MONTGOMERY, Ala. — Alabama Gov. Kay Ivey extended her state health order Thursday for six more weeks, meaning the current mask mandate will stay in place until at least March 5.
Ivey cited a surge in COVID-19 cases from Christmas and New Year’s and said although the spike appears to have passed, numbers are still higher than they were two to four months ago.
“A great many of us had hoped that when we began the new year we’d no longer have to incorporate things like face masks and social distancing in our daily lives,” Ivey said. “But after the Christmas and New Year’s holidays, COVID-19 numbers and the number of hospitalizations were higher than ever — more than our highest point from last summer.”
Dr. Scott Harris with the Alabama Department of Public Health said the department has heard the frustration from people about the vaccine rollout, but asked people to be patient.
“If you are a person who wants a vaccine in Alabama, you are going to get that,” Harris said.
Alabama so far has administered 202,643 doses of the vaccine as of Wednesday night, according to Harris. He said the state just reached an agreement with Walmart where the retail chain will become a vaccine provider at its pharmacies in the state, and there are ongoing talks with another pharmacy chain.
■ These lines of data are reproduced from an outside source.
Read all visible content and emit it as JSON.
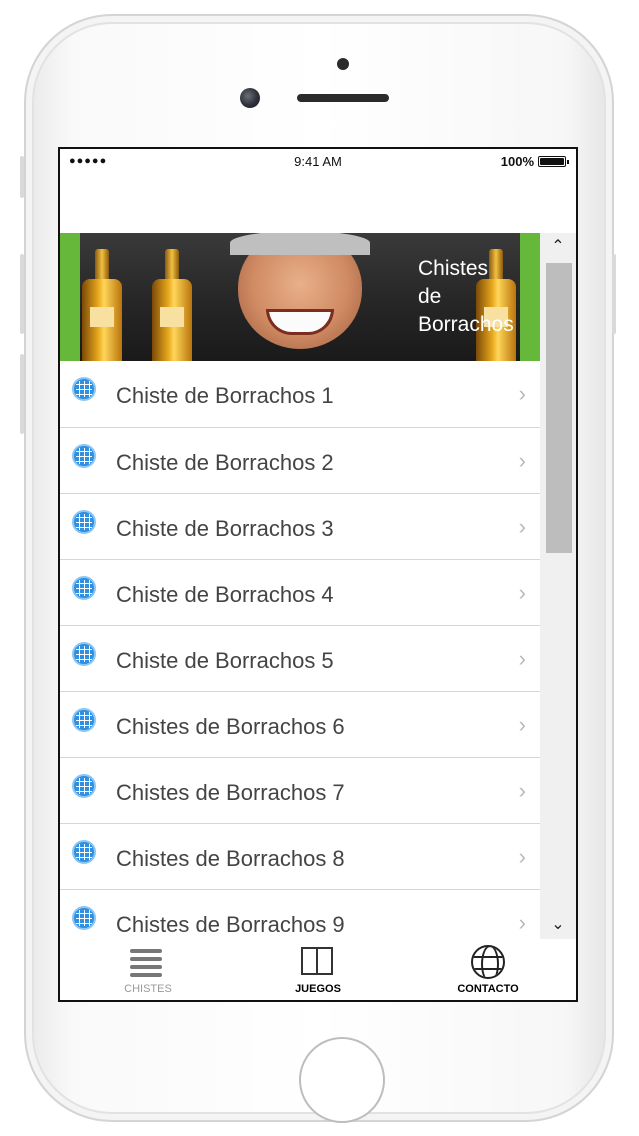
{
  "status_bar": {
    "signal": "●●●●●",
    "time": "9:41 AM",
    "battery": "100%"
  },
  "banner": {
    "title_line1": "Chistes",
    "title_line2": "de",
    "title_line3": "Borrachos"
  },
  "scrollbar": {
    "up": "⌃",
    "down": "⌄"
  },
  "list": {
    "items": [
      {
        "label": "Chiste de Borrachos 1"
      },
      {
        "label": "Chiste de Borrachos 2"
      },
      {
        "label": "Chiste de Borrachos 3"
      },
      {
        "label": "Chiste de Borrachos 4"
      },
      {
        "label": "Chiste de Borrachos 5"
      },
      {
        "label": "Chistes de Borrachos 6"
      },
      {
        "label": "Chistes de Borrachos 7"
      },
      {
        "label": "Chistes de Borrachos 8"
      },
      {
        "label": "Chistes de Borrachos 9"
      }
    ],
    "chevron": "›",
    "item_icon": "globe-icon"
  },
  "tabs": [
    {
      "label": "CHISTES",
      "icon": "list-icon",
      "color": "#9a9a9a"
    },
    {
      "label": "JUEGOS",
      "icon": "book-icon",
      "color": "#111111"
    },
    {
      "label": "CONTACTO",
      "icon": "globe-icon",
      "color": "#111111"
    }
  ],
  "colors": {
    "banner_green": "#65b83a",
    "list_icon_blue": "#2f8fe0"
  }
}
Harris said they continue to add providers in the state, but the issue is not having enough vaccine to go around. Out of the 502 enrolled providers, Harris said a little more than half have not received vaccine yet because there isn’t enough to go around. And he said the state’s allocation of 50,000 to 60,000 doses a week will not change anytime soon.
In order to make sure the vaccine that does come to the state is given out efficiently, Harris said they are surveying providers to ensure they’re giving out their allotment in a timely manner, and they’re moving vaccine when it needs to be moved.
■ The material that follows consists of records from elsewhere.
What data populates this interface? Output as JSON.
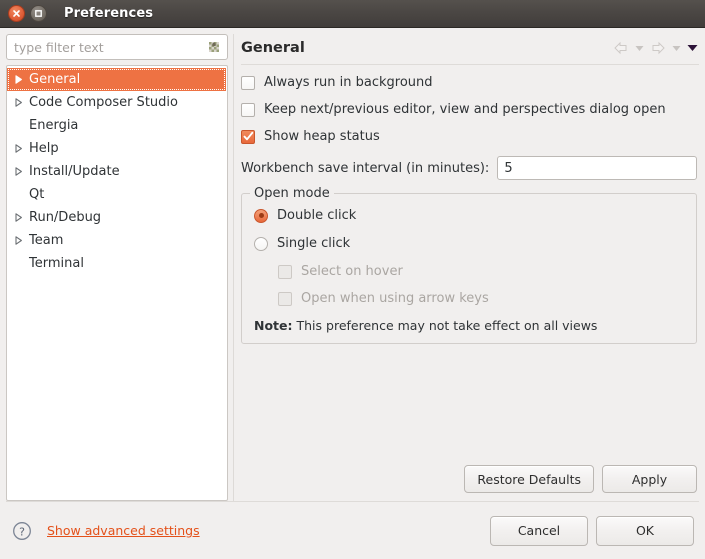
{
  "window": {
    "title": "Preferences",
    "close_icon": "close-icon",
    "maximize_icon": "maximize-icon"
  },
  "sidebar": {
    "filter": {
      "placeholder": "type filter text",
      "value": "",
      "icon": "filter-clear-icon"
    },
    "items": [
      {
        "label": "General",
        "expandable": true,
        "selected": true
      },
      {
        "label": "Code Composer Studio",
        "expandable": true,
        "selected": false
      },
      {
        "label": "Energia",
        "expandable": false,
        "selected": false
      },
      {
        "label": "Help",
        "expandable": true,
        "selected": false
      },
      {
        "label": "Install/Update",
        "expandable": true,
        "selected": false
      },
      {
        "label": "Qt",
        "expandable": false,
        "selected": false
      },
      {
        "label": "Run/Debug",
        "expandable": true,
        "selected": false
      },
      {
        "label": "Team",
        "expandable": true,
        "selected": false
      },
      {
        "label": "Terminal",
        "expandable": false,
        "selected": false
      }
    ]
  },
  "page": {
    "title": "General",
    "nav": {
      "back_icon": "back-arrow-icon",
      "back_menu_icon": "chevron-down-icon",
      "forward_icon": "forward-arrow-icon",
      "forward_menu_icon": "chevron-down-icon",
      "view_menu_icon": "view-menu-icon"
    },
    "checkboxes": [
      {
        "label": "Always run in background",
        "checked": false,
        "disabled": false
      },
      {
        "label": "Keep next/previous editor, view and perspectives dialog open",
        "checked": false,
        "disabled": false
      },
      {
        "label": "Show heap status",
        "checked": true,
        "disabled": false
      }
    ],
    "save_interval": {
      "label": "Workbench save interval (in minutes):",
      "value": "5"
    },
    "open_mode": {
      "legend": "Open mode",
      "radios": [
        {
          "label": "Double click",
          "checked": true
        },
        {
          "label": "Single click",
          "checked": false
        }
      ],
      "sub_checkboxes": [
        {
          "label": "Select on hover",
          "checked": false,
          "disabled": true
        },
        {
          "label": "Open when using arrow keys",
          "checked": false,
          "disabled": true
        }
      ],
      "note_prefix": "Note:",
      "note_text": "This preference may not take effect on all views"
    },
    "buttons": {
      "restore_defaults": "Restore Defaults",
      "apply": "Apply"
    }
  },
  "footer": {
    "help_icon": "help-icon",
    "advanced_link": "Show advanced settings",
    "cancel": "Cancel",
    "ok": "OK"
  },
  "colors": {
    "accent_orange": "#ee7243",
    "link_orange": "#e4511a",
    "titlebar_dark": "#4b4744",
    "panel_bg": "#f1efee"
  }
}
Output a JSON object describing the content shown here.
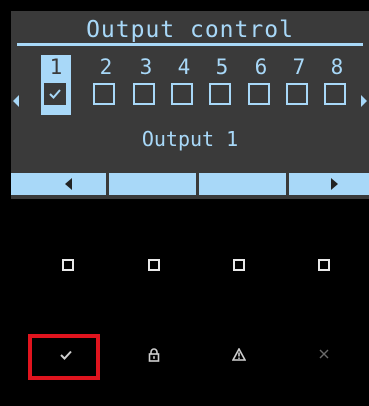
{
  "screen": {
    "title": "Output control",
    "outputs": [
      {
        "num": "1",
        "checked": true,
        "selected": true
      },
      {
        "num": "2",
        "checked": false,
        "selected": false
      },
      {
        "num": "3",
        "checked": false,
        "selected": false
      },
      {
        "num": "4",
        "checked": false,
        "selected": false
      },
      {
        "num": "5",
        "checked": false,
        "selected": false
      },
      {
        "num": "6",
        "checked": false,
        "selected": false
      },
      {
        "num": "7",
        "checked": false,
        "selected": false
      },
      {
        "num": "8",
        "checked": false,
        "selected": false
      }
    ],
    "selected_label": "Output 1"
  },
  "colors": {
    "accent": "#a8d8f8",
    "screen_bg": "#3a3a3a",
    "highlight": "#e0141e"
  },
  "softkeys": [
    "square-icon",
    "square-icon",
    "square-icon",
    "square-icon"
  ],
  "bottom_keys": [
    "check-icon",
    "lock-icon",
    "warning-icon",
    "close-icon"
  ]
}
“I want to acknowledge that there are always going to be parts of our state, particularly rural areas, where people just have access to care issues and transportation issues, and we understand they’re not going to be able to give it quite as fast,” Harris said. “We’re not going to penalize those folks, of course. But for those who have some vaccine that they’re not giving as quickly as they should, we’re going to move that to another location.”
County health departments have also shifted staff to administer vaccine until they run out, he said. The state is also close to having a portal online for vaccine registration to go along with the hotline, which Harris said is running 165 lines and continues to stay busy.
Ivey urged people to be patient as the state rolls out vaccines to providers and said it’s still important to practice public health measures.
“The mask mandate remains the one step we can all take in order to keep some balance in our daily lives and stay healthy and safe,” Ivey said.